When developing cloud-native apps, isolation is a must. It is therefore key to understand the differences between clusters vs namespaces. The different services running in each cluster must have their own private space, so their code and the information they keep are not accessible by others with malicious intent. We also need a safe space where a misstep in the coding doesn’t bring the whole system down. Let’s break down how to differentiate between clusters vs namespaces.
Clusters vs Namespaces: What are clusters?
We can isolate the different projects by hosting them in separate clusters. This way we would have the privacy and security we need, with specific resources reserved for each project. It is also possible to manage multiple clusters via a single control plane.
This architecture is not without its downsides:
- Clusters consume a lot of valuable resources even when we may not need them to. Each cluster in use implies cloud computing resources even if they’re not being used, like on weekends or at night.
- Cluster management is not a trivial task, and it requires a broad and in-depth knowledge of Kubernetes. Managing several clusters is a daunting task in and of itself.
- We can use a control plane for that, but the control plane adds another layer of complexity on top of the already intricated Kubernetes architecture. The clusters will be harder to set up and manage since the control plane data needs to be in sync across all clusters. This needs to be done while also preventing inter-cluster communication since the main goal of having multiple clusters is the isolation between them.
Clusters vs Namespaces: What are namespaces?
We have a choice, though. We can use Kubernetes namespaces for this. Namespaces are a way to divide clusters into virtual sub-spaces, so different teams or projects can share the same cluster. Each namespace is logically separated from others but can communicate with them.
This allows us to:
- Have different projects in the same cluster without them clashing with each other. Namespaces separate the workloads so they don’t collide.
- Restrict users and processes to certain namespaces. We can limit the access to certain projects, so the developer teams only see the projects they’re working on, while still being able to define users and processes that can communicate between projects, which can be reserved for project managers or other roles.
- Manage the cluster’s resources among the different namespaces. We have administrative control over resources, via resource quotas and limits.
Using multiple namespaces is also a lot simpler than using multiple clusters. We can create them with a single Kubernetes command, and managing them is very straightforward too. For example, IT teams can isolate not only each project they’re working on but also the development, test, and production environments for each project.
The biggest inconvenience is that it provides less isolation than a multiple cluster architecture, because the division is virtual, after all. The most common way for security or privacy issues to arise is by having configuration mistakes, such as ill-defined ClusterRoles.
The management of exceptions in the namespace isolation rules is another issue, for cases like several microservices that need to communicate with each other or share information. It begins as an exception and, as time passes and the projects grow, the number of exceptions grows with them. It ends up being a nightmare for the cluster administrators to manage.
How can Napptive help?
Now that we have resolved the key differences between Clusters vs namespaces, Napptive is here to help. Napptive provides an extra layer that simplifies Kubernetes management in such a way that you don’t need to know anything about it in order to start working with cloud-native apps.

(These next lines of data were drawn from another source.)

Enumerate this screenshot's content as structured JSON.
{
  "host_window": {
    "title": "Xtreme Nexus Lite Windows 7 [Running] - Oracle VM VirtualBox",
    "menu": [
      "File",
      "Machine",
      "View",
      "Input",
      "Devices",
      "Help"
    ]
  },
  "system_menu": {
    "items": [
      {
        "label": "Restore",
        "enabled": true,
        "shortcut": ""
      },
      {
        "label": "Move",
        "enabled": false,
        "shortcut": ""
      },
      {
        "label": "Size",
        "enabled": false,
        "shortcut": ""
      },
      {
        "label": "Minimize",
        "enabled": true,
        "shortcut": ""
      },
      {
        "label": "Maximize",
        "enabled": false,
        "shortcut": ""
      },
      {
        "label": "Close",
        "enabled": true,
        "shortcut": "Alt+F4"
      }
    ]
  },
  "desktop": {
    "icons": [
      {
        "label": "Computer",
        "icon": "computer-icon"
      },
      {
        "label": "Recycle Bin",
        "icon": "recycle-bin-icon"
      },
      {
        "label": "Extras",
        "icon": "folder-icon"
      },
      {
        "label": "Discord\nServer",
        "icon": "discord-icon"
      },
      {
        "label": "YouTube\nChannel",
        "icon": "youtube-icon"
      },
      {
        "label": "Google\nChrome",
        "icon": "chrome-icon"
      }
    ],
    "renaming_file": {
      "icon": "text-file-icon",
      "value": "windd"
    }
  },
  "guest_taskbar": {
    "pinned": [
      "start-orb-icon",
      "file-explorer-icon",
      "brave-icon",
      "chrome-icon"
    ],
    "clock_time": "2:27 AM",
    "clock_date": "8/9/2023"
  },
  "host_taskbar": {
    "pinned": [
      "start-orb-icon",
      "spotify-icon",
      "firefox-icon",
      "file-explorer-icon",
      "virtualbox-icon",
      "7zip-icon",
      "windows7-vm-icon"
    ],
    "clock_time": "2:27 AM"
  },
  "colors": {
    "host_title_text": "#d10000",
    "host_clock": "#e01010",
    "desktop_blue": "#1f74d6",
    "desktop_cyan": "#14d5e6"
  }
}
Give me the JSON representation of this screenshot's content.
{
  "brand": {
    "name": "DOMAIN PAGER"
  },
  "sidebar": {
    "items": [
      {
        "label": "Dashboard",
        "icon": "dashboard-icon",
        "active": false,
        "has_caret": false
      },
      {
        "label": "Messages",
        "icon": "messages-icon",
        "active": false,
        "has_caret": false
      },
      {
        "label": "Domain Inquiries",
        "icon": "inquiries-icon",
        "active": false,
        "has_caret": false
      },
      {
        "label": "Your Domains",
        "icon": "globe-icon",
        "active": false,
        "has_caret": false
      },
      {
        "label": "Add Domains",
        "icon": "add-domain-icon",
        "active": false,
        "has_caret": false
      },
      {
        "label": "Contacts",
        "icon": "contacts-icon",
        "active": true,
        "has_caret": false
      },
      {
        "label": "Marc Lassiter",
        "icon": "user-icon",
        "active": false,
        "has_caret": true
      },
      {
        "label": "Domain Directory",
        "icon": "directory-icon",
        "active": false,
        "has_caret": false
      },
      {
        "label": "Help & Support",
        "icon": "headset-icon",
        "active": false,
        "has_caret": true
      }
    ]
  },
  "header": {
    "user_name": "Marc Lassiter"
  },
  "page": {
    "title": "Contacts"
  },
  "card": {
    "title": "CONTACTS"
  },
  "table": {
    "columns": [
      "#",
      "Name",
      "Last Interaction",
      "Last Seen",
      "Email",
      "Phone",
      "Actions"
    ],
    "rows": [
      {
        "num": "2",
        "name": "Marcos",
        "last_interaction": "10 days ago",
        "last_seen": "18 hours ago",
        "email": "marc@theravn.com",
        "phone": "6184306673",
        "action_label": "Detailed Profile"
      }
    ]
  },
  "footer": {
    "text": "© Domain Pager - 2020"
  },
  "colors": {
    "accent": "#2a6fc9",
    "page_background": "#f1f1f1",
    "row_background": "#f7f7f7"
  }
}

In Napptive you will use environments, which will give you the space and tools you need for application deployment. Napptive works with namespaces underneath but takes care of all the setup and management for you, so you will perceive each environment as an isolated entity.
Once you create your environment, you can start deploying apps right away. It is recommended that you follow the tutorial for deploying your first application, so you can get familiar with the process, but you will soon see that it is a quick and intuitive task, and will be ready to deploy your own custom application in the system in no time.
We encourage you to test our playground and see how you can accelerate your cloud-native development. It’s completely free, you simply need to sign up and get started!